Fall Percussion Ensemble musicians to play paper bags and 100 other instruments
The Southeast Missouri State University Percussion Ensemble will play unconventional instruments and have a special guest appearance by the Southeast Golden Eagles Marching Band drumline and front ensemble this fall.
The faculty organizer of this performance is Dr. Shane Mizicko.
Mizicko is an associate professor of music, director of the Golden Eagles Marching Band drumline and director of the Fall Percussion Ensemble.
According to Mizicko, this year's Percussion Ensemble is made up of 35 students who are mostly music performance and music education majors. The 35 students will combine to play over 100 instruments during the performance.
Students rehearsed two or three times per week beginning the second week of classes depending on their schedules.
"There are very elaborate parts .... one student could be responsible for four, five, six instruments, and that's what makes it very interesting and exciting," Mizicko said.
The music repertoire is varied, including Latin-based pieces entitled "Sweet Rio" by Arthur Lipner and "Bomba É" by Rolando Morales-Matos at the beginning and ending of the first half of the performance.
According to Mizicko, 25 students will close the second part of the performance with the percussion of "La Vida Es un Carnaval," recorded by the Cuban salsa singer Celia Cruz.
Other songs include pop song "Moves Like Jagger" by Maroon 5, rock song "Carry on Wayward Son" by Kerry Livgren and classical piece "Introduction and Allegro" by Richard Schory.
In one of the pieces, "Quartet for Paper Bags" by Larry Spivack, four students will perform with paper bags.
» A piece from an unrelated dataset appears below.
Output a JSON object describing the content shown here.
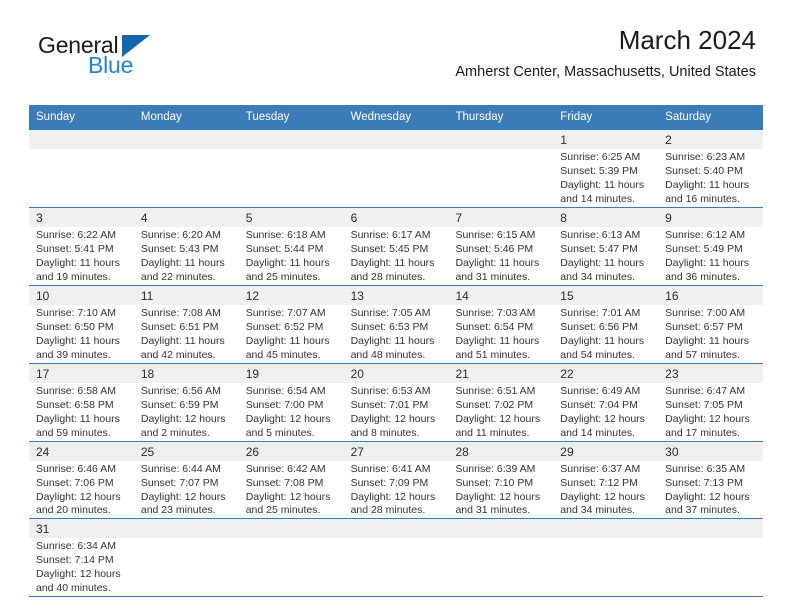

"One person has a very small paper bag, a medium-size bag, a medium-large [bag] and the fourth a big shopping bag, just tapping on the bag and air blowing in them," Mizicko said. "It's a novelty kind of piece and to show you have percussion in almost anything and it's an easy setup, it's a simple little bag just on stage."
Students also will play wood blocks, bongos, congas, vibes, xylophones, shakers, agogo bells, triangles, gongs, rainsticks, djembe, shekere, bamboo wind chimes and other instruments.
"All the music we play is all notated just like an orchestra would read," Mizicko said. "All, even [the] paper bag is notated."
Mizicko said that it is hard to teach and feel the beat when Americans are too "rock 'n' roll," and the feeling for Latin music does not run in the blood.
Mizicko added that when people go to the River Campus they see that every piece has a different instrumentation.
"People are walking up the stage after the concert to look up instruments and ask themselves what's a shaker, and [they] look around to see who's playing that weird sound," Mizicko said.
"If someone hasn't been [to a percussion concert], people are usually amazed because there are literally hundreds of instruments."
The Percussion Ensemble will take place at 7:30 p.m. Oct. 23 in the Donald C. Bedell Performance Hall.
Tickets cost $10 for the general public and $3 for students with a Southeast ID and can be purchased at the River Campus Box Office. For more information, contact the River Campus Box Office at 573-651-2265.
The Southeast Percussion Association accepts contributions to support events like the Percussion Ensemble, off-campus outreach and collaborative performances, percussion instrument maintenance and purchases and guest artists' visits.
People who wish to make donations can do so by contacting Dr. Mizicko via semofoundation.org.